Argued March 4, 1987. Decided Aug. 11, 1987

Richard Norwood League, Special Deputy, Attorney General (Lacy H. Thornburg, Attorney General of North Carolina, on brief), for appellant.

Richard Alan Rosen, Director Clinical Programs University of North Carolina School of Law, for appellee.

Before WIDENER, and CHAPMAN, Circuit Judges, and TIMBERS, Circuit Judge for the Second Circuit, sitting by designation.


This is an appeal from the district court's issuance of a writ of habeas corpus upon petition of James A. Bush, who was convicted of first degree murder in the state courts of North Carolina. Bush killed his victim with a knife.
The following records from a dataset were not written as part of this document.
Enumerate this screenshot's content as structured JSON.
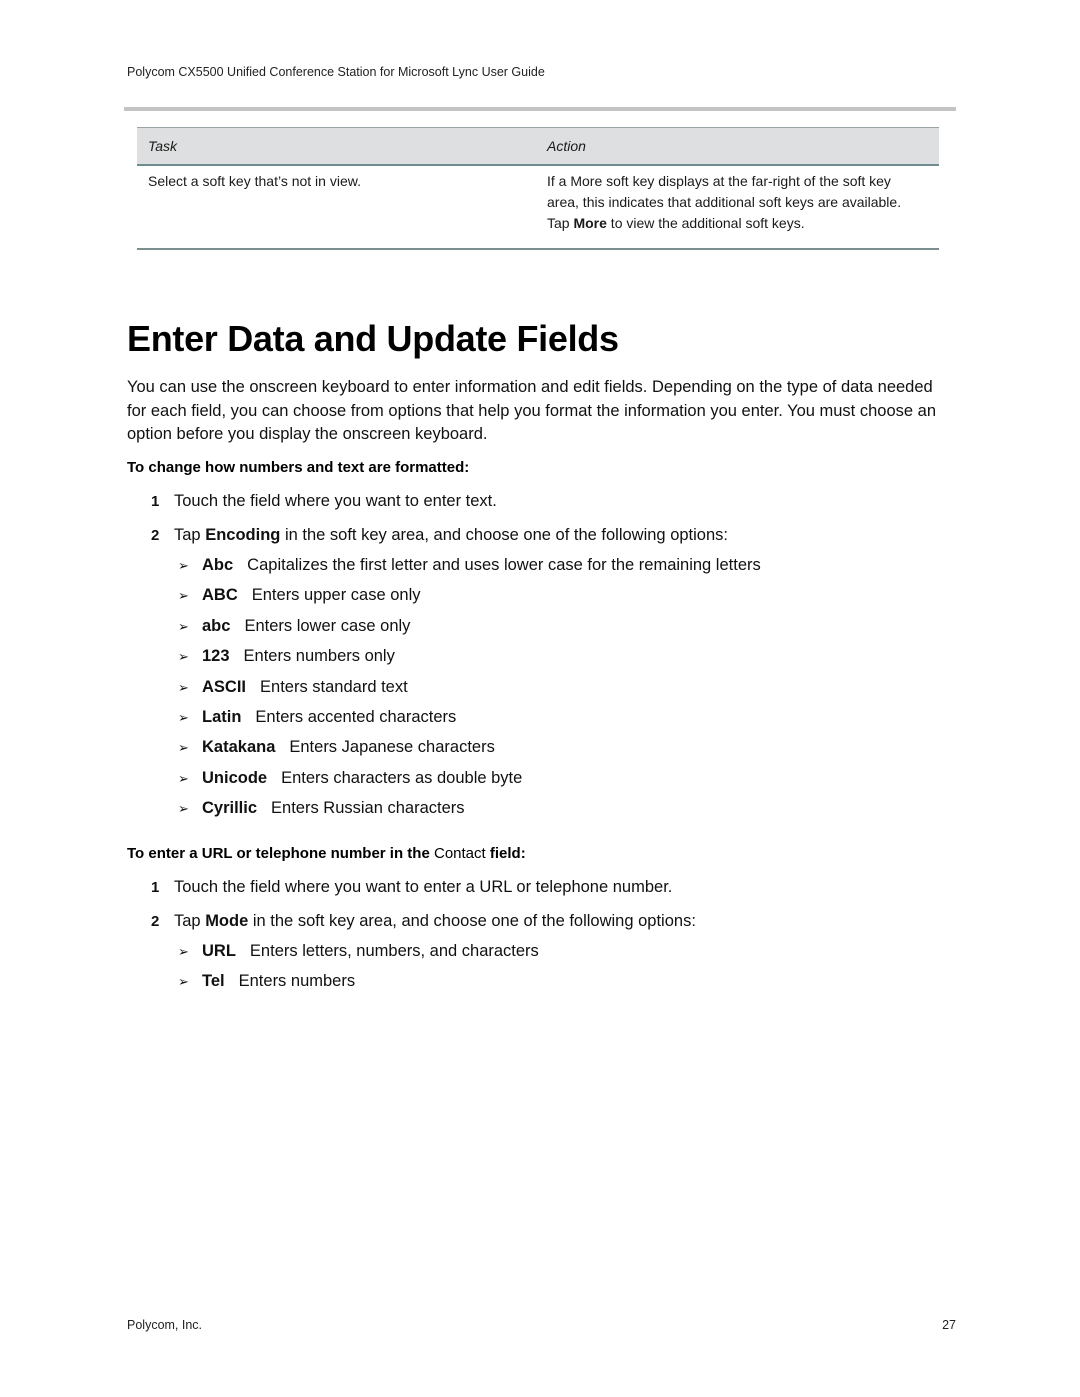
{
  "header": {
    "running_title": "Polycom CX5500 Unified Conference Station for Microsoft Lync User Guide"
  },
  "table": {
    "columns": [
      "Task",
      "Action"
    ],
    "rows": [
      {
        "task": "Select a soft key that’s not in view.",
        "action_pre": "If a More soft key displays at the far-right of the soft key area, this indicates that additional soft keys are available. Tap ",
        "action_bold": "More",
        "action_post": " to view the additional soft keys."
      }
    ]
  },
  "section": {
    "title": "Enter Data and Update Fields",
    "intro": "You can use the onscreen keyboard to enter information and edit fields. Depending on the type of data needed for each field, you can choose from options that help you format the information you enter. You must choose an option before you display the onscreen keyboard."
  },
  "procedure1": {
    "heading": "To change how numbers and text are formatted:",
    "steps": [
      {
        "num": "1",
        "pre": "Touch the field where you want to enter text.",
        "bold": "",
        "post": ""
      },
      {
        "num": "2",
        "pre": "Tap ",
        "bold": "Encoding",
        "post": " in the soft key area, and choose one of the following options:"
      }
    ],
    "bullet_icon": "arrow-bullet-icon",
    "options": [
      {
        "key": "Abc",
        "desc": "Capitalizes the first letter and uses lower case for the remaining letters"
      },
      {
        "key": "ABC",
        "desc": "Enters upper case only"
      },
      {
        "key": "abc",
        "desc": "Enters lower case only"
      },
      {
        "key": "123",
        "desc": "Enters numbers only"
      },
      {
        "key": "ASCII",
        "desc": "Enters standard text"
      },
      {
        "key": "Latin",
        "desc": "Enters accented characters"
      },
      {
        "key": "Katakana",
        "desc": "Enters Japanese characters"
      },
      {
        "key": "Unicode",
        "desc": "Enters characters as double byte"
      },
      {
        "key": "Cyrillic",
        "desc": "Enters Russian characters"
      }
    ]
  },
  "procedure2": {
    "heading_pre": "To enter a URL or telephone number in the ",
    "heading_plain": "Contact",
    "heading_post": " field:",
    "steps": [
      {
        "num": "1",
        "pre": "Touch the field where you want to enter a URL or telephone number.",
        "bold": "",
        "post": ""
      },
      {
        "num": "2",
        "pre": "Tap ",
        "bold": "Mode",
        "post": " in the soft key area, and choose one of the following options:"
      }
    ],
    "options": [
      {
        "key": "URL",
        "desc": "Enters letters, numbers, and characters"
      },
      {
        "key": "Tel",
        "desc": "Enters numbers"
      }
    ]
  },
  "footer": {
    "company": "Polycom, Inc.",
    "page_number": "27"
  }
}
The state trial judge in explaining the essential elements of the crime of first degree murder in North Carolina charged the jury on the issue of malice: 'It may be shown by evidence of hatred, ill will or dislike and it is implied in law from the intentionally (sic) killing with a deadly weapon.' In a very detailed and scholarly sixty page order the District Court found that the state trial judge's jury instruction resulted in an unconstitutional shifting of the burden of proof on the issue of malice to Bush in violation of Mullaney v. Wilbur, 421 U.S. 684 (1975) and Sandstrom v. Montana, 442 U.S. 510 (1979). The order of the district court exhaustively reviewed the facts of the case and concluded that this shifting of the burden of proof was not harmless error under Rose v. Clark, ---- U. S. ---- (1986).

After careful consideration of the record, the briefs and the arguments we conclude that the issuance of the writ by the district court was proper and we affirm for the reasons set forth in the order of the district court.